■ WHAT YOU WILL DO
What is needed is an exact retyping of each entry, pictures excluded.

■ PROVIDED INFORMATION
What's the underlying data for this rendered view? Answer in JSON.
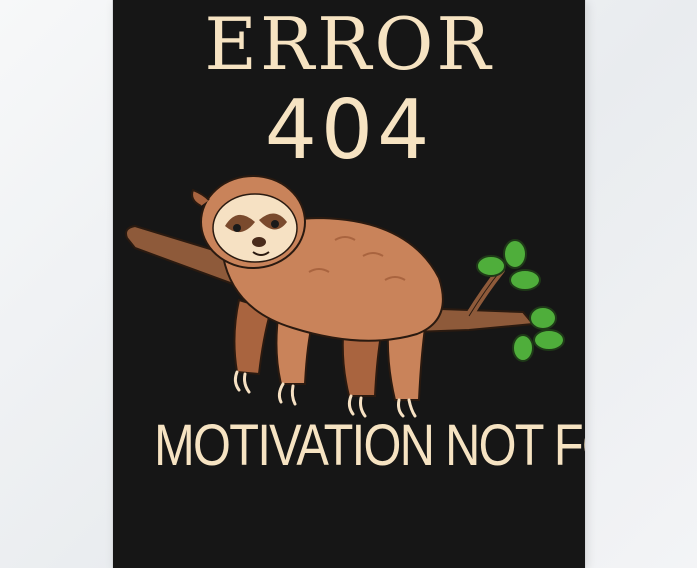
{
  "poster": {
    "heading": "ERROR",
    "code": "404",
    "tagline": "MOTIVATION NOT FOUND"
  },
  "illustration": {
    "subject": "sloth-on-branch",
    "colors": {
      "background": "#161616",
      "text": "#f6e3c2",
      "fur": "#c9835a",
      "fur_dark": "#a9643f",
      "face": "#f6e1c3",
      "branch": "#8e5a3a",
      "leaf": "#4fae3b"
    }
  }
}
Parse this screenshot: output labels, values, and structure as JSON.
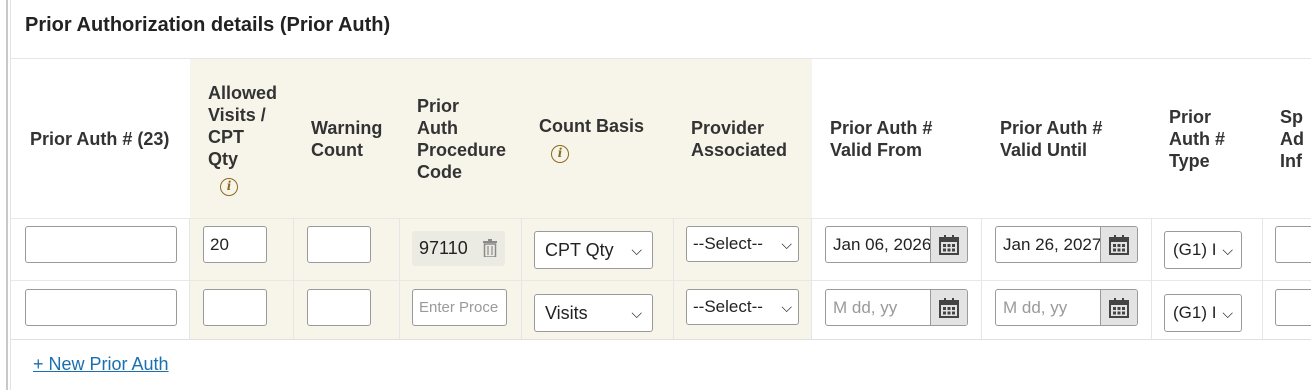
{
  "panel": {
    "title": "Prior Authorization details (Prior Auth)"
  },
  "columns": {
    "prior_auth": "Prior Auth # (23)",
    "allowed_visits": [
      "Allowed",
      "Visits /",
      "CPT",
      "Qty"
    ],
    "warning_count": [
      "Warning",
      "Count"
    ],
    "procedure_code": [
      "Prior",
      "Auth",
      "Procedure",
      "Code"
    ],
    "count_basis": "Count Basis",
    "provider": [
      "Provider",
      "Associated"
    ],
    "valid_from": [
      "Prior Auth #",
      "Valid From"
    ],
    "valid_until": [
      "Prior Auth #",
      "Valid Until"
    ],
    "auth_type": [
      "Prior",
      "Auth #",
      "Type"
    ],
    "special": [
      "Sp",
      "Ad",
      "Inf"
    ]
  },
  "info_icon": "info-icon",
  "rows": [
    {
      "prior_auth_number": "",
      "allowed_visits": "20",
      "warning_count": "",
      "procedure_code": "97110",
      "count_basis": "CPT Qty",
      "provider": "--Select--",
      "valid_from": "Jan 06, 2026",
      "valid_until": "Jan 26, 2027",
      "auth_type": "(G1) I"
    },
    {
      "prior_auth_number": "",
      "allowed_visits": "",
      "warning_count": "",
      "procedure_code_placeholder": "Enter Proce",
      "count_basis": "Visits",
      "provider": "--Select--",
      "valid_from_placeholder": "M dd, yy",
      "valid_until_placeholder": "M dd, yy",
      "auth_type": "(G1) I"
    }
  ],
  "new_link": "+ New Prior Auth",
  "colors": {
    "highlight": "#f7f5ea",
    "link": "#1a6fb0",
    "info": "#8a6b1e"
  }
}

■ EXERCISE OUTPUT
What's the underlying data for this rendered view? Answer in JSON.
{
  "poster": {
    "heading": "ERROR",
    "code": "404",
    "tagline": "MOTIVATION NOT FOUND"
  },
  "illustration": {
    "subject": "sloth-on-branch",
    "colors": {
      "background": "#161616",
      "text": "#f6e3c2",
      "fur": "#c9835a",
      "fur_dark": "#a9643f",
      "face": "#f6e1c3",
      "branch": "#8e5a3a",
      "leaf": "#4fae3b"
    }
  }
}
Parse this screenshot: output labels, values, and structure as JSON.
{
  "panel": {
    "title": "Prior Authorization details (Prior Auth)"
  },
  "columns": {
    "prior_auth": "Prior Auth # (23)",
    "allowed_visits": [
      "Allowed",
      "Visits /",
      "CPT",
      "Qty"
    ],
    "warning_count": [
      "Warning",
      "Count"
    ],
    "procedure_code": [
      "Prior",
      "Auth",
      "Procedure",
      "Code"
    ],
    "count_basis": "Count Basis",
    "provider": [
      "Provider",
      "Associated"
    ],
    "valid_from": [
      "Prior Auth #",
      "Valid From"
    ],
    "valid_until": [
      "Prior Auth #",
      "Valid Until"
    ],
    "auth_type": [
      "Prior",
      "Auth #",
      "Type"
    ],
    "special": [
      "Sp",
      "Ad",
      "Inf"
    ]
  },
  "info_icon": "info-icon",
  "rows": [
    {
      "prior_auth_number": "",
      "allowed_visits": "20",
      "warning_count": "",
      "procedure_code": "97110",
      "count_basis": "CPT Qty",
      "provider": "--Select--",
      "valid_from": "Jan 06, 2026",
      "valid_until": "Jan 26, 2027",
      "auth_type": "(G1) I"
    },
    {
      "prior_auth_number": "",
      "allowed_visits": "",
      "warning_count": "",
      "procedure_code_placeholder": "Enter Proce",
      "count_basis": "Visits",
      "provider": "--Select--",
      "valid_from_placeholder": "M dd, yy",
      "valid_until_placeholder": "M dd, yy",
      "auth_type": "(G1) I"
    }
  ],
  "new_link": "+ New Prior Auth",
  "colors": {
    "highlight": "#f7f5ea",
    "link": "#1a6fb0",
    "info": "#8a6b1e"
  }
}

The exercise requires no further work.